Studies have been undertaken to determine the effects of mixtures of the selected environmental PAHs and metals on the levels of expression of glutathione S-transferases (GST) in human cells. Elevated levels of these enzymes could diminish the carcinogenic potential of bioactivated PAHs. Western immunoblot analysis of human HepG2 cells treated with 1 to 5 µM BAP, BAA, BBF, BKF, or DBAHA revealed minimum induction (<2 fold) of GST-A1 only (GST-M1 and GST-P1 were not induced). Binary mixtures of PAHs and metals, or mixtures of BAP and DBAHA and metals significantly did not affect GST-A1 levels in HepG2 cells.
To determine the mechanism whereby arsenite diminishes PAH-mediated induction of CYP1A1, transient transfection assays were used to determine what effect heavy metals have on the PAH-mediated induction of the human CYP1A1 upstream promoter region. A recombinant plasmid, made up of approximately 1500 bp of the 5' upstream region of the CYP1A1 gene, containing several XRE sequences that mediate the Ah response, were inserted upstream of the promoterless pGL3-Basic Vector firefly luciferase reporter gene (Promega). The pRL-TK Vector (Promega) containing the Renilla luciferase reporter gene was used as the reference reporter in the system. The Promega Dual-Luciferase Reporter Assay system was used, allowing for simultaneous expression and measurement of the experimental and reference reporter, which was co-transfected into human HepG2 cells.
BKF, and not arsenite or cadmium, induces the 5' upstream CYP1A1 promoter region in a dose-dependent manner. Pretreatment, with increasing concentrations of arsenite, followed by a 24 hour BKF-mediated promoter induction, results in a decrease of BKF promoter induction, which is arsenite dose-dependent. This indicated that arsenite decreases the BKF-mediated induction of the 5' upstream CYP1A1 promoter region. A similar study using Cd in place of arsenite yielded similar results.
To determine what effect mixtures of PAHs will have on the induction potential of individual PAHs, BAP and BKF were added together to T-47D cells at varying total and relative concentrations.
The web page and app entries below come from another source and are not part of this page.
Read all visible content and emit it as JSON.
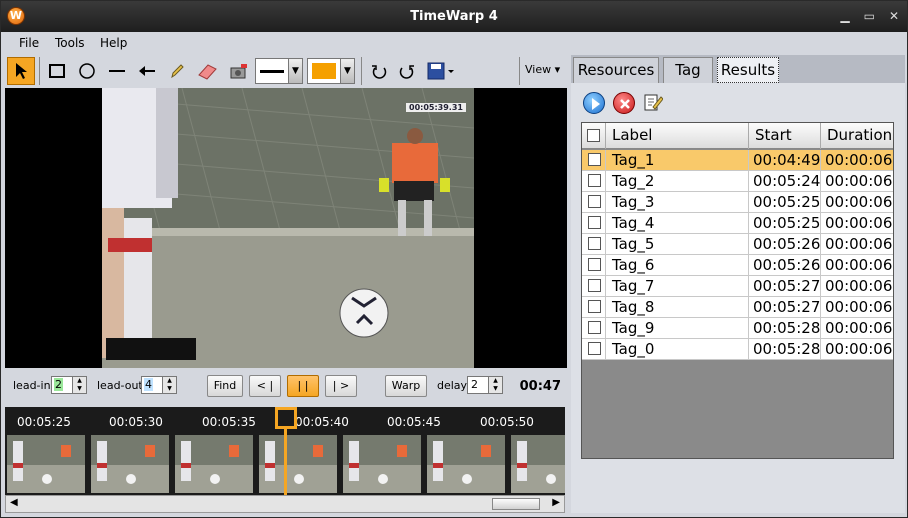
{
  "window": {
    "title": "TimeWarp 4",
    "min": "▁",
    "max": "▭",
    "close": "✕"
  },
  "menu": [
    "File",
    "Tools",
    "Help"
  ],
  "toolbar": {
    "view_label": "View",
    "line_color": "#000000",
    "fill_color": "#f5a000"
  },
  "video": {
    "timestamp": "00:05:39.31"
  },
  "controls": {
    "lead_in_label": "lead-in",
    "lead_in_value": "2",
    "lead_out_label": "lead-out",
    "lead_out_value": "4",
    "find_label": "Find",
    "prev_label": "< |",
    "pause_label": "| |",
    "next_label": "| >",
    "warp_label": "Warp",
    "delay_label": "delay",
    "delay_value": "2",
    "time": "00:47"
  },
  "timeline": {
    "ticks": [
      "00:05:25",
      "00:05:30",
      "00:05:35",
      "00:05:40",
      "00:05:45",
      "00:05:50"
    ]
  },
  "panel": {
    "tabs": [
      "Resources",
      "Tag",
      "Results"
    ],
    "selected_tab": "Results",
    "columns": [
      "Label",
      "Start",
      "Duration"
    ],
    "rows": [
      {
        "label": "Tag_1",
        "start": "00:04:49",
        "duration": "00:00:06",
        "selected": true
      },
      {
        "label": "Tag_2",
        "start": "00:05:24",
        "duration": "00:00:06"
      },
      {
        "label": "Tag_3",
        "start": "00:05:25",
        "duration": "00:00:06"
      },
      {
        "label": "Tag_4",
        "start": "00:05:25",
        "duration": "00:00:06"
      },
      {
        "label": "Tag_5",
        "start": "00:05:26",
        "duration": "00:00:06"
      },
      {
        "label": "Tag_6",
        "start": "00:05:26",
        "duration": "00:00:06"
      },
      {
        "label": "Tag_7",
        "start": "00:05:27",
        "duration": "00:00:06"
      },
      {
        "label": "Tag_8",
        "start": "00:05:27",
        "duration": "00:00:06"
      },
      {
        "label": "Tag_9",
        "start": "00:05:28",
        "duration": "00:00:06"
      },
      {
        "label": "Tag_0",
        "start": "00:05:28",
        "duration": "00:00:06"
      }
    ]
  }
}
At higher concentrations, each PAH slightly decreased the inductive potential of the other PAH. However, at very low total concentrations mixtures of the PAHs to a limited extent synergistically enhanced their potential to induce CYP1A1 and 1B1.
Future activities for the fifth year of this project will be devoted to the completion of: (1) studies on PAH/metal effects on PAH mutagenicity; (2) PAH/metal mixtures on PAH induction of glutathione S-transferase in human hepatocytes; (3) mechanisms of metal effects on PAH induction of CYP1A1; and (4) analysis of environmental PAH/metal mixtures, their induction of CYP1A1 and 1B1, and glutathione S-transferases and their mutagenicity.
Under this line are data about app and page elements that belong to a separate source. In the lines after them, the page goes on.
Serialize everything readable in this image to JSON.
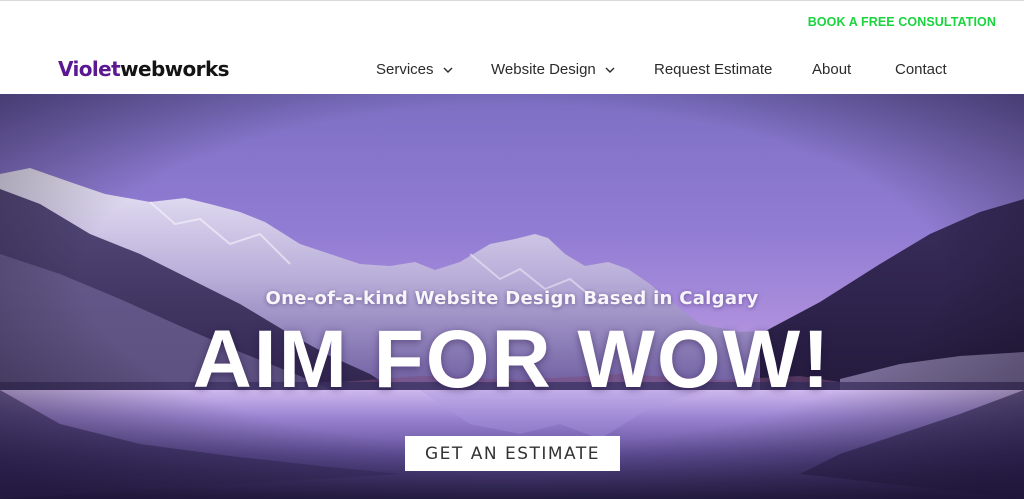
{
  "topbar": {
    "consult_label": "BOOK A FREE CONSULTATION"
  },
  "logo": {
    "part1": "Violet",
    "part2": "webworks"
  },
  "nav": [
    {
      "label": "Services",
      "has_dropdown": true
    },
    {
      "label": "Website Design",
      "has_dropdown": true
    },
    {
      "label": "Request Estimate",
      "has_dropdown": false
    },
    {
      "label": "About",
      "has_dropdown": false
    },
    {
      "label": "Contact",
      "has_dropdown": false
    }
  ],
  "icons": {
    "dropdown": "chevron-down-icon"
  },
  "hero": {
    "subtitle": "One-of-a-kind Website Design Based in Calgary",
    "title": "AIM FOR WOW!",
    "cta_label": "GET AN ESTIMATE"
  },
  "colors": {
    "accent_green": "#19d43e",
    "brand_violet": "#5b1891",
    "sky_purple": "#8e78cf"
  }
}
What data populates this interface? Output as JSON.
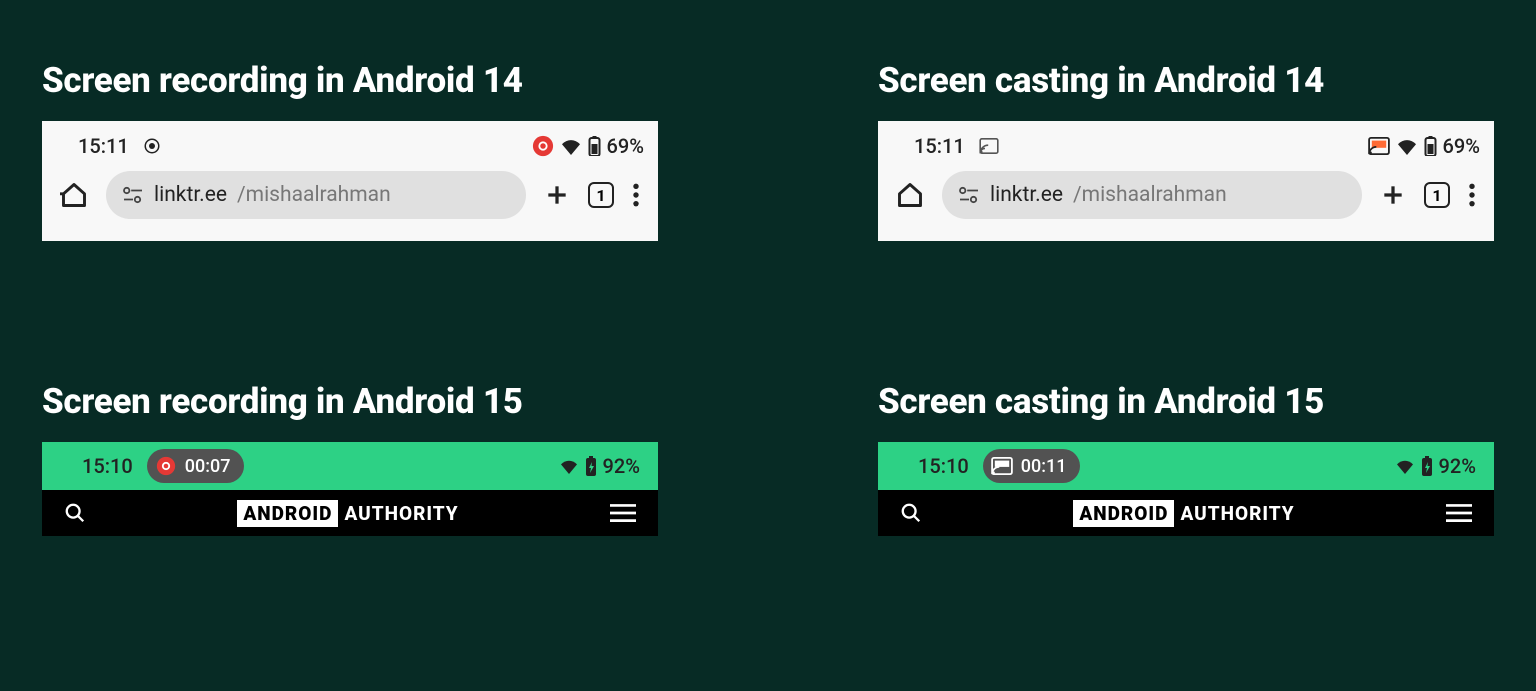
{
  "panels": {
    "rec14": {
      "title": "Screen recording in Android 14",
      "time": "15:11",
      "battery": "69%",
      "url_domain": "linktr.ee",
      "url_path": "/mishaalrahman",
      "tabs": "1"
    },
    "cast14": {
      "title": "Screen casting in Android 14",
      "time": "15:11",
      "battery": "69%",
      "url_domain": "linktr.ee",
      "url_path": "/mishaalrahman",
      "tabs": "1"
    },
    "rec15": {
      "title": "Screen recording in Android 15",
      "time": "15:10",
      "chip_time": "00:07",
      "battery": "92%",
      "brand_a": "ANDROID",
      "brand_b": "AUTHORITY"
    },
    "cast15": {
      "title": "Screen casting in Android 15",
      "time": "15:10",
      "chip_time": "00:11",
      "battery": "92%",
      "brand_a": "ANDROID",
      "brand_b": "AUTHORITY"
    }
  }
}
Journal Articles on this Report : 2 Displayed | Download in RIS Format
|Other project views:||All 25 publications||8 publications in selected types||All 8 journal articles|
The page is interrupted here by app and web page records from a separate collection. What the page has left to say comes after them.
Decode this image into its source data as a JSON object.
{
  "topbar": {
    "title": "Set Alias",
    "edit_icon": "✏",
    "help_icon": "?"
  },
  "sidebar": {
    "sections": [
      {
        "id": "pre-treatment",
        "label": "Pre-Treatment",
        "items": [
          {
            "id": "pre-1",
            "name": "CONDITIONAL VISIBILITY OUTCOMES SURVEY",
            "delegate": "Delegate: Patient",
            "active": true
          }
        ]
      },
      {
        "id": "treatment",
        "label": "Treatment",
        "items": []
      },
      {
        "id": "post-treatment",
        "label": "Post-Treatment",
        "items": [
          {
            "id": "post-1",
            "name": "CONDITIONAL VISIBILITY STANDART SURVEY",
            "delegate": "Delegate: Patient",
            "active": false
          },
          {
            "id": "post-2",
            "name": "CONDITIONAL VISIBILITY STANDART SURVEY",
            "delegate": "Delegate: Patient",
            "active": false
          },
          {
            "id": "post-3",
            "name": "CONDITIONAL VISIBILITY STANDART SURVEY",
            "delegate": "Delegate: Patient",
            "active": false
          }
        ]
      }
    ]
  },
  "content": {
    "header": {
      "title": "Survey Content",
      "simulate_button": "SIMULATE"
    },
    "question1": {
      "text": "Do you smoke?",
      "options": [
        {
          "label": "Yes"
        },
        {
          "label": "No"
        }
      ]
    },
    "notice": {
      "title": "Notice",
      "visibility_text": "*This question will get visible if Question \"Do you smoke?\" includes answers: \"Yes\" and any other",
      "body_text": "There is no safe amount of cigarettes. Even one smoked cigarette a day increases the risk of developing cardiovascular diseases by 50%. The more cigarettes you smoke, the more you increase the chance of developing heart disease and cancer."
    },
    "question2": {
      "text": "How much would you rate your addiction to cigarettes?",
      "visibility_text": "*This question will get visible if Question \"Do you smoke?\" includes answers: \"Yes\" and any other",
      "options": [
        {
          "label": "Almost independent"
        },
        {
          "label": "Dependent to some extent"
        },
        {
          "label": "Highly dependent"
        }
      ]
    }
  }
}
||Spink DC, Katz BH, Hussain MM, Spink BC, Wu SJ, Liu N, Pause R, Kaminsky LS. Induction of CYP1A1 and CYP1B1 in T-47D human breast cancer cells by benzo[a]pyrene is diminished by arsenite. Drug Metabolism and Disposition 2002;30(3):262-269.||
||Wu SJ, Spink DC, Spink BC, Kaminsky LS. Quantitation of CYP1A1 and 1B1 mRNA in polycyclic aromatic hydrocarbon-treated human T-47D and HepG2 cells by a modified bDNA assay using fluorescence detection. Analytical Biochemistry 2003;312(2):162-166.||